* [GIVEN DATA]:
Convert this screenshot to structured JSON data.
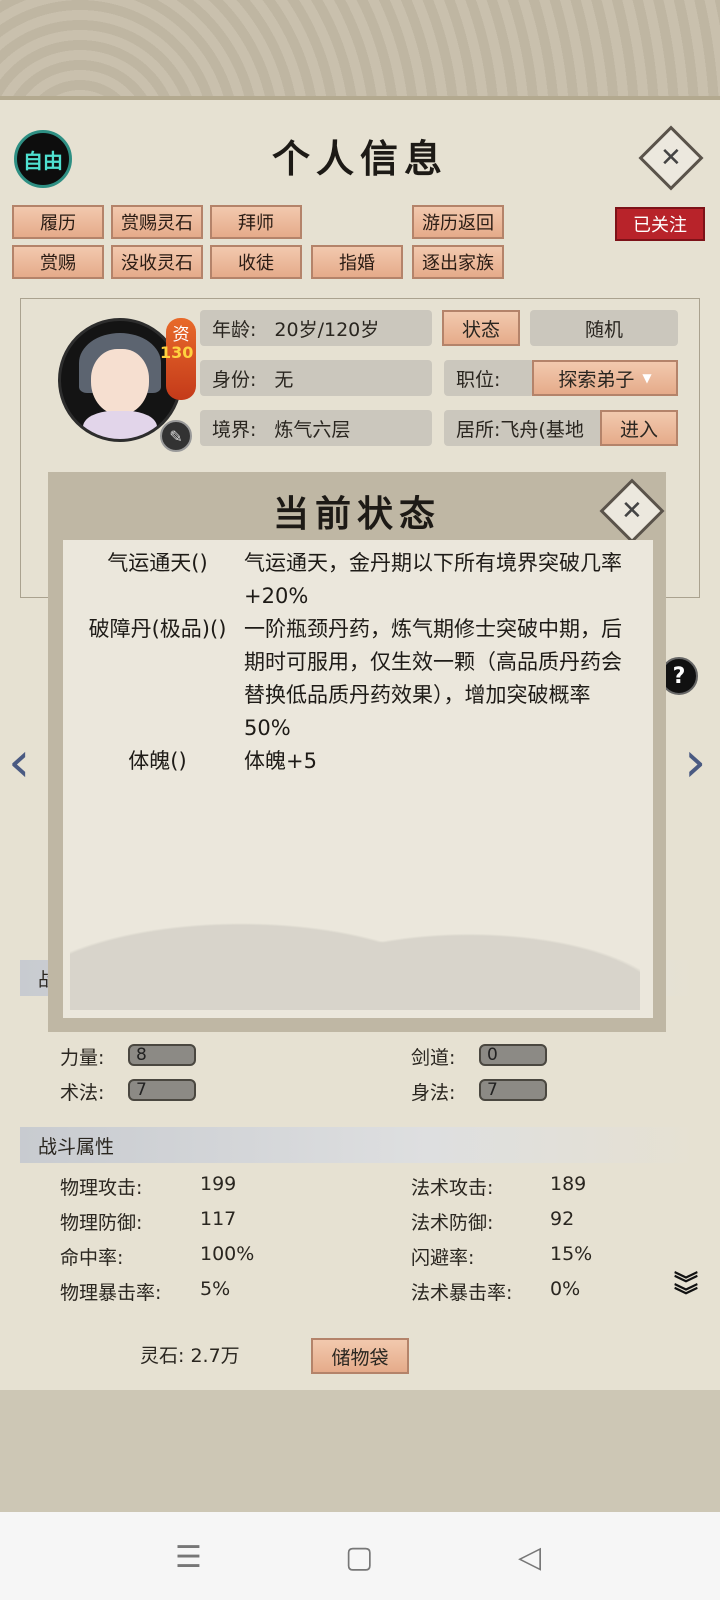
{
  "header": {
    "free_label": "自由",
    "title": "个人信息"
  },
  "buttons_row1": [
    "履历",
    "赏赐灵石",
    "拜师",
    "游历返回"
  ],
  "buttons_row2": [
    "赏赐",
    "没收灵石",
    "收徒",
    "指婚",
    "逐出家族"
  ],
  "follow_label": "已关注",
  "avatar": {
    "zi_label": "资",
    "zi_value": "130"
  },
  "info": {
    "age_label": "年龄:",
    "age_value": "20岁/120岁",
    "state_button": "状态",
    "random_button": "随机",
    "identity_label": "身份:",
    "identity_value": "无",
    "position_label": "职位:",
    "position_value": "探索弟子",
    "realm_label": "境界:",
    "realm_value": "炼气六层",
    "residence_label": "居所:",
    "residence_value": "飞舟(基地",
    "enter_button": "进入"
  },
  "attributes": {
    "strength_label": "力量:",
    "strength_value": "8",
    "sword_label": "剑道:",
    "sword_value": "0",
    "spell_label": "术法:",
    "spell_value": "7",
    "agility_label": "身法:",
    "agility_value": "7"
  },
  "combat": {
    "section_title": "战斗属性",
    "section_title_partial": "战",
    "rows": [
      {
        "l_label": "物理攻击:",
        "l_value": "199",
        "r_label": "法术攻击:",
        "r_value": "189"
      },
      {
        "l_label": "物理防御:",
        "l_value": "117",
        "r_label": "法术防御:",
        "r_value": "92"
      },
      {
        "l_label": "命中率:",
        "l_value": "100%",
        "r_label": "闪避率:",
        "r_value": "15%"
      },
      {
        "l_label": "物理暴击率:",
        "l_value": "5%",
        "r_label": "法术暴击率:",
        "r_value": "0%"
      }
    ]
  },
  "bottom": {
    "spirit_stone_label": "灵石: 2.7万",
    "bag_button": "储物袋"
  },
  "status_popup": {
    "title": "当前状态",
    "items": [
      {
        "name": "气运通天()",
        "desc": "气运通天，金丹期以下所有境界突破几率+20%"
      },
      {
        "name": "破障丹(极品)()",
        "desc": "一阶瓶颈丹药，炼气期修士突破中期，后期时可服用，仅生效一颗（高品质丹药会替换低品质丹药效果），增加突破概率50%"
      },
      {
        "name": "体魄()",
        "desc": "体魄+5"
      }
    ]
  },
  "icons": {
    "close": "close-icon",
    "help": "help-icon",
    "pen": "pen-icon"
  }
}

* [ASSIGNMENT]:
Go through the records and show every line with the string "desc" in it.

* [EXERCISE SOLUTION]:
        "desc": "气运通天，金丹期以下所有境界突破几率+20%"
        "desc": "一阶瓶颈丹药，炼气期修士突破中期，后期时可服用，仅生效一颗（高品质丹药会替换低品质丹药效果），增加突破概率50%"
        "desc": "体魄+5"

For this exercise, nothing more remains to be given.